Exactly what is written in the records below should be returned, minus the images.

----

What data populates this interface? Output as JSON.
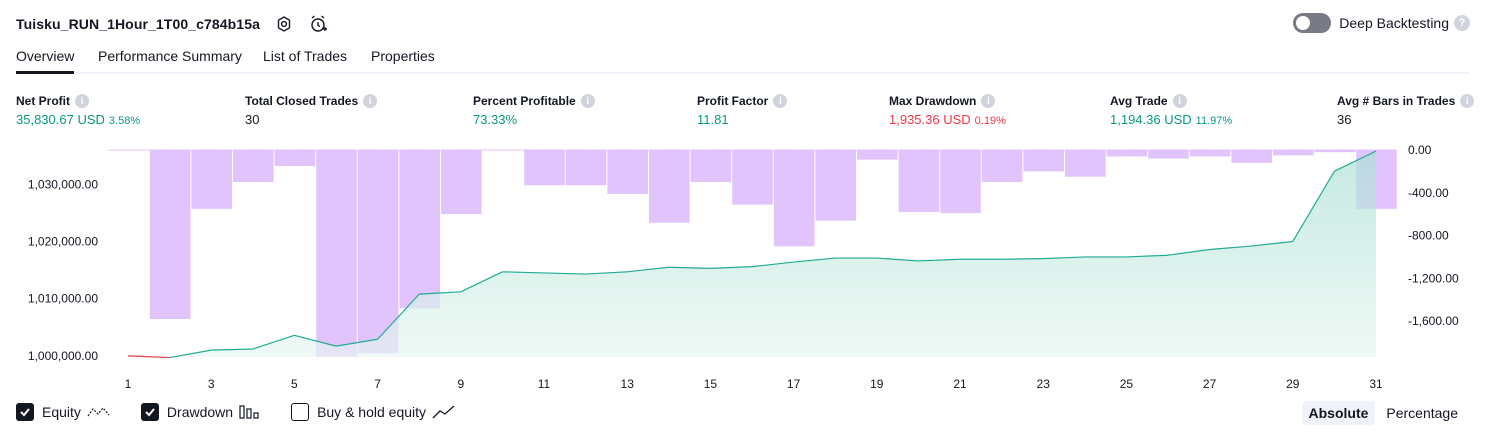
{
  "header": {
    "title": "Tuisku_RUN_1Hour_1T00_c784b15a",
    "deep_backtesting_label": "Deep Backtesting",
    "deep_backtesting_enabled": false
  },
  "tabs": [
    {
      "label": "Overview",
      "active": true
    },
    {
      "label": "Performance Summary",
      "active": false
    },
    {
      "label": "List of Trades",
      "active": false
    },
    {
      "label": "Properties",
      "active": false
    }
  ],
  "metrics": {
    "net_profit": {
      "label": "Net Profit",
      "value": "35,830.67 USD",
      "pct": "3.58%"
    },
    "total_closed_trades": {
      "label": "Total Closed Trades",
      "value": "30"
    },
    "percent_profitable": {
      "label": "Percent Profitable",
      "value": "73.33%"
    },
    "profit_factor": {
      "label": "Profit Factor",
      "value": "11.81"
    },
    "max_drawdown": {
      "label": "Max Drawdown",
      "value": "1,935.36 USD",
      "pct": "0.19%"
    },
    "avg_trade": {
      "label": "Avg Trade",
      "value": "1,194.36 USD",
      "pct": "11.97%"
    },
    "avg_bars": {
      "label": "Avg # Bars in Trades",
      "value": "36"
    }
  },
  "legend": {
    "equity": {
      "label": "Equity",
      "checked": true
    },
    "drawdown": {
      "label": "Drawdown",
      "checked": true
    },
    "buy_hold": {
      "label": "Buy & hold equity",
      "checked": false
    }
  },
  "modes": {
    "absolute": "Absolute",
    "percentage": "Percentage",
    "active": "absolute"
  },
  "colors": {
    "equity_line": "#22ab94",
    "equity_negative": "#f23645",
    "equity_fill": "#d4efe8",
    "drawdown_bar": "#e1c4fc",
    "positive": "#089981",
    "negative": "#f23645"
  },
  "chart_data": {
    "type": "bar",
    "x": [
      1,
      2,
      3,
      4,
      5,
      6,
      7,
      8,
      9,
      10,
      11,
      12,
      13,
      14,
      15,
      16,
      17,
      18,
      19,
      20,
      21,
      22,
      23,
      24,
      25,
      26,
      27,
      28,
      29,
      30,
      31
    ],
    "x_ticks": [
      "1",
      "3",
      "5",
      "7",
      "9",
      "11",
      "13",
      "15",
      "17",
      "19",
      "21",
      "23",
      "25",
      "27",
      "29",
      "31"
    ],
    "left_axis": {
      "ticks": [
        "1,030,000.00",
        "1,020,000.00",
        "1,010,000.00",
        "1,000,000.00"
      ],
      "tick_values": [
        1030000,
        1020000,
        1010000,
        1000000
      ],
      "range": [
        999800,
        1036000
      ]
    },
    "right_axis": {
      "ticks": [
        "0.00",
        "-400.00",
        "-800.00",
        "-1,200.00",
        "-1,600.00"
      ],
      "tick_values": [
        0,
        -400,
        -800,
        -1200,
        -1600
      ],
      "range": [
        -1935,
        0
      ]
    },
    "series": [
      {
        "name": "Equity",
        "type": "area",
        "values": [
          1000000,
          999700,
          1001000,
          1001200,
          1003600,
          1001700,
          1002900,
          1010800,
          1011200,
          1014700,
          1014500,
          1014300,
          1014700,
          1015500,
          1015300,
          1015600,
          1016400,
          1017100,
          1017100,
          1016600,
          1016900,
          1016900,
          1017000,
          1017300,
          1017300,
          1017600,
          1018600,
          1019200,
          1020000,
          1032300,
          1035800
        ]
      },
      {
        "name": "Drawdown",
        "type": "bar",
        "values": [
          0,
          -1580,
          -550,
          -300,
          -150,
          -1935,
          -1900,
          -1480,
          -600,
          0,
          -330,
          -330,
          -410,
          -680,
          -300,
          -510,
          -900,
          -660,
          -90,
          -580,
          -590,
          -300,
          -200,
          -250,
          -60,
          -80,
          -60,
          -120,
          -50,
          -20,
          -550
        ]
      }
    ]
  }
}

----

Response to this exercise »
What data populates this interface? Output as JSON.
{
  "header": {
    "title": "Tuisku_RUN_1Hour_1T00_c784b15a",
    "deep_backtesting_label": "Deep Backtesting",
    "deep_backtesting_enabled": false
  },
  "tabs": [
    {
      "label": "Overview",
      "active": true
    },
    {
      "label": "Performance Summary",
      "active": false
    },
    {
      "label": "List of Trades",
      "active": false
    },
    {
      "label": "Properties",
      "active": false
    }
  ],
  "metrics": {
    "net_profit": {
      "label": "Net Profit",
      "value": "35,830.67 USD",
      "pct": "3.58%"
    },
    "total_closed_trades": {
      "label": "Total Closed Trades",
      "value": "30"
    },
    "percent_profitable": {
      "label": "Percent Profitable",
      "value": "73.33%"
    },
    "profit_factor": {
      "label": "Profit Factor",
      "value": "11.81"
    },
    "max_drawdown": {
      "label": "Max Drawdown",
      "value": "1,935.36 USD",
      "pct": "0.19%"
    },
    "avg_trade": {
      "label": "Avg Trade",
      "value": "1,194.36 USD",
      "pct": "11.97%"
    },
    "avg_bars": {
      "label": "Avg # Bars in Trades",
      "value": "36"
    }
  },
  "legend": {
    "equity": {
      "label": "Equity",
      "checked": true
    },
    "drawdown": {
      "label": "Drawdown",
      "checked": true
    },
    "buy_hold": {
      "label": "Buy & hold equity",
      "checked": false
    }
  },
  "modes": {
    "absolute": "Absolute",
    "percentage": "Percentage",
    "active": "absolute"
  },
  "colors": {
    "equity_line": "#22ab94",
    "equity_negative": "#f23645",
    "equity_fill": "#d4efe8",
    "drawdown_bar": "#e1c4fc",
    "positive": "#089981",
    "negative": "#f23645"
  },
  "chart_data": {
    "type": "bar",
    "x": [
      1,
      2,
      3,
      4,
      5,
      6,
      7,
      8,
      9,
      10,
      11,
      12,
      13,
      14,
      15,
      16,
      17,
      18,
      19,
      20,
      21,
      22,
      23,
      24,
      25,
      26,
      27,
      28,
      29,
      30,
      31
    ],
    "x_ticks": [
      "1",
      "3",
      "5",
      "7",
      "9",
      "11",
      "13",
      "15",
      "17",
      "19",
      "21",
      "23",
      "25",
      "27",
      "29",
      "31"
    ],
    "left_axis": {
      "ticks": [
        "1,030,000.00",
        "1,020,000.00",
        "1,010,000.00",
        "1,000,000.00"
      ],
      "tick_values": [
        1030000,
        1020000,
        1010000,
        1000000
      ],
      "range": [
        999800,
        1036000
      ]
    },
    "right_axis": {
      "ticks": [
        "0.00",
        "-400.00",
        "-800.00",
        "-1,200.00",
        "-1,600.00"
      ],
      "tick_values": [
        0,
        -400,
        -800,
        -1200,
        -1600
      ],
      "range": [
        -1935,
        0
      ]
    },
    "series": [
      {
        "name": "Equity",
        "type": "area",
        "values": [
          1000000,
          999700,
          1001000,
          1001200,
          1003600,
          1001700,
          1002900,
          1010800,
          1011200,
          1014700,
          1014500,
          1014300,
          1014700,
          1015500,
          1015300,
          1015600,
          1016400,
          1017100,
          1017100,
          1016600,
          1016900,
          1016900,
          1017000,
          1017300,
          1017300,
          1017600,
          1018600,
          1019200,
          1020000,
          1032300,
          1035800
        ]
      },
      {
        "name": "Drawdown",
        "type": "bar",
        "values": [
          0,
          -1580,
          -550,
          -300,
          -150,
          -1935,
          -1900,
          -1480,
          -600,
          0,
          -330,
          -330,
          -410,
          -680,
          -300,
          -510,
          -900,
          -660,
          -90,
          -580,
          -590,
          -300,
          -200,
          -250,
          -60,
          -80,
          -60,
          -120,
          -50,
          -20,
          -550
        ]
      }
    ]
  }
}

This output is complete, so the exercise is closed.